In many societies, including in developing countries, obesity has become a big problem. Many people are considered obese and having excess stomach fat is a good indicator whether someone is overweight or not. When someone is obese, thick fat layers are often distributed around their body, but the one around our belly is one of the most dangerous for our health. There are many studies related to the presence of excess of abdominal fat. There are essential two types of stomach fat. Subcutaneous fat covers our abs and it lies on top of stomach muscle and directly beneath the skin. Visceral fat is located deeper, under the stomach muscle and it surrounds the organ. Visceral fat is the one that gives us the beer belly appearance. Excess fat layer in subcutaneous and visceral areas can greatly elevate risks of heart disease, diabetes, stroke, high blood pressure, cancer and many others. Between the two, excess visceral layer is more dangerous. It is because small droplets of fat can be immediately released to different areas of our body from the visceral area.
It’s quite easy to see why modern people tend to have thicker stomach fat. Our diet is often rich in carbohydrates and if we have excessive carbs, our visceral fats will be thicker. After consuming large quantity of sugar and starch for years, we will have unbalanced insulin activity and the risk is even higher, if we consume plenty of high fructose corn syrup from processed food. HFCS is a big contributor to the accumulation of stomach fat and it could cause nasty problems in the long run. Getting rid of both stomach fat layers could be challenging and there’s no quick fix to this problem. Pills don’t work and the best way is to cut down on our dietary intake and regular physical exercise that can strengthen our abdominal muscle. If you choose those hypes and gimmicks, it’s more likely that you’ll burn your money instead of your stomach fat. We may need to ask help from nutritionist, doctors and personal trainers to know what kind of exercise program and nutritious diet that we should have.

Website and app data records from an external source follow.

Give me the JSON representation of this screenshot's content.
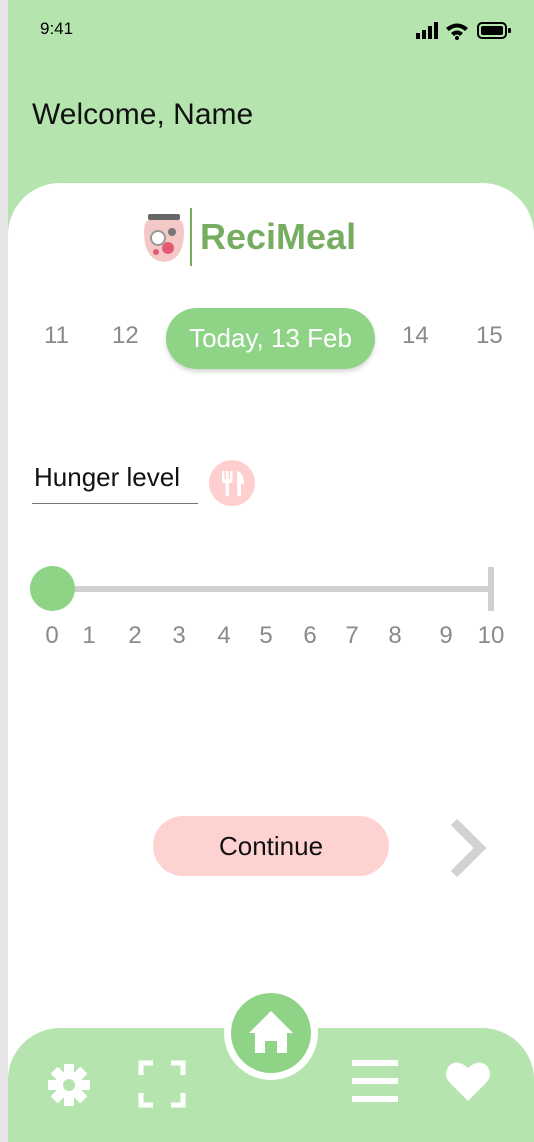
{
  "status_bar": {
    "time": "9:41"
  },
  "header": {
    "welcome": "Welcome, Name"
  },
  "brand": {
    "name": "ReciMeal",
    "color": "#77ad60"
  },
  "dates": {
    "items": [
      "11",
      "12",
      "14",
      "15"
    ],
    "selected": "Today, 13 Feb"
  },
  "hunger": {
    "label": "Hunger level",
    "value": 0,
    "min": 0,
    "max": 10,
    "ticks": [
      "0",
      "1",
      "2",
      "3",
      "4",
      "5",
      "6",
      "7",
      "8",
      "9",
      "10"
    ]
  },
  "actions": {
    "continue_label": "Continue"
  },
  "nav": {
    "items": [
      "settings-icon",
      "scan-icon",
      "home-icon",
      "menu-icon",
      "heart-icon"
    ]
  },
  "colors": {
    "background_green": "#b5e4af",
    "accent_green": "#8fd486",
    "accent_pink": "#ffd2d2"
  }
}
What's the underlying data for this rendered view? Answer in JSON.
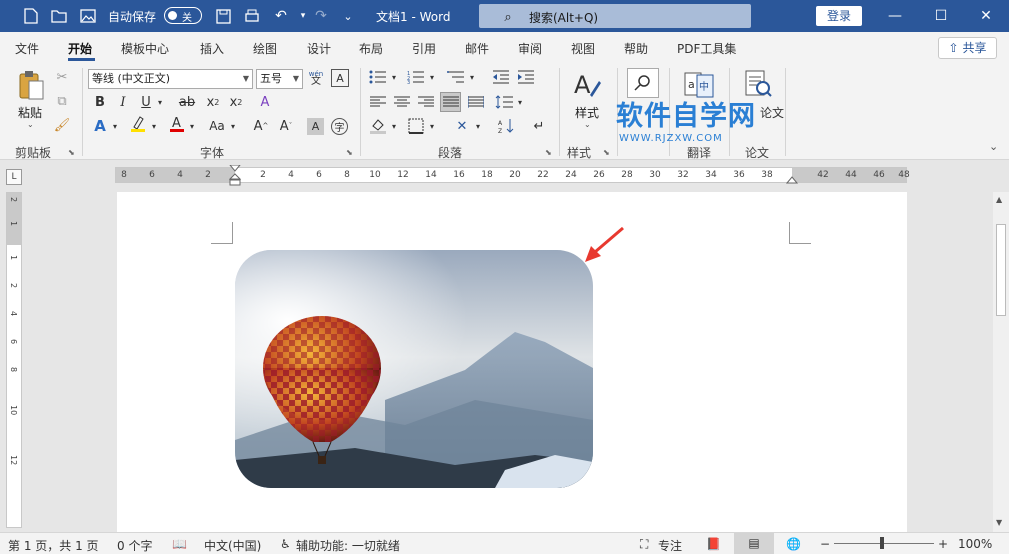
{
  "titlebar": {
    "autosave_label": "自动保存",
    "autosave_state": "关",
    "doc_title": "文档1  -  Word",
    "search_placeholder": "搜索(Alt+Q)",
    "login_label": "登录"
  },
  "tabs": [
    "文件",
    "开始",
    "模板中心",
    "插入",
    "绘图",
    "设计",
    "布局",
    "引用",
    "邮件",
    "审阅",
    "视图",
    "帮助",
    "PDF工具集"
  ],
  "active_tab": "开始",
  "share_label": "共享",
  "ribbon": {
    "clipboard": {
      "paste_label": "粘贴",
      "group_label": "剪贴板"
    },
    "font": {
      "font_name": "等线 (中文正文)",
      "font_size": "五号",
      "phonetic": "wén",
      "group_label": "字体"
    },
    "paragraph": {
      "group_label": "段落"
    },
    "styles": {
      "styles_label": "样式",
      "group_label": "样式"
    },
    "translate": {
      "group_label": "翻译"
    },
    "paper": {
      "paper_label": "论文",
      "group_label": "论文"
    }
  },
  "watermark": {
    "title": "软件自学网",
    "url": "WWW.RJZXW.COM"
  },
  "ruler": {
    "corner": "L",
    "left_numbers": [
      "8",
      "6",
      "4",
      "2"
    ],
    "numbers": [
      "2",
      "4",
      "6",
      "8",
      "10",
      "12",
      "14",
      "16",
      "18",
      "20",
      "22",
      "24",
      "26",
      "28",
      "30",
      "32",
      "34",
      "36",
      "38"
    ],
    "right_numbers": [
      "42",
      "44",
      "46",
      "48"
    ],
    "vertical": [
      "2",
      "1",
      "1",
      "2",
      "4",
      "6",
      "8",
      "10",
      "12"
    ]
  },
  "statusbar": {
    "page": "第 1 页，共 1 页",
    "words": "0 个字",
    "language": "中文(中国)",
    "accessibility": "辅助功能: 一切就绪",
    "focus": "专注",
    "zoom": "100%"
  },
  "colors": {
    "titlebar": "#2b579a",
    "highlight": "#ffe000",
    "font_color": "#e00000",
    "watermark": "#2a7fd4",
    "arrow": "#e8392f"
  }
}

It is likely that much, if not all of the processed food products will be removed.
If we want to keep our stomach under control, we need to manage our blood sugar level. This will restore our insulin activity and sensitivity. We may do this by cutting down on sugar and starch intake, while removing processed food products with HFCS from our daily diet. We should focus on increasing the intake of good fats from avocado, fatty cold water fish, olive oil, seeds and nuts. Another way is to ramp up our metabolism level through full body workouts and different kinds of exercises. Low intensity cardio isn’t effective at burning our stomach fat. Depending on the amount of excess stomach fat, it may take months or even years to have an ideal body shape, but if you have good blood sugar and metabolism levels, you are on your way to recovery.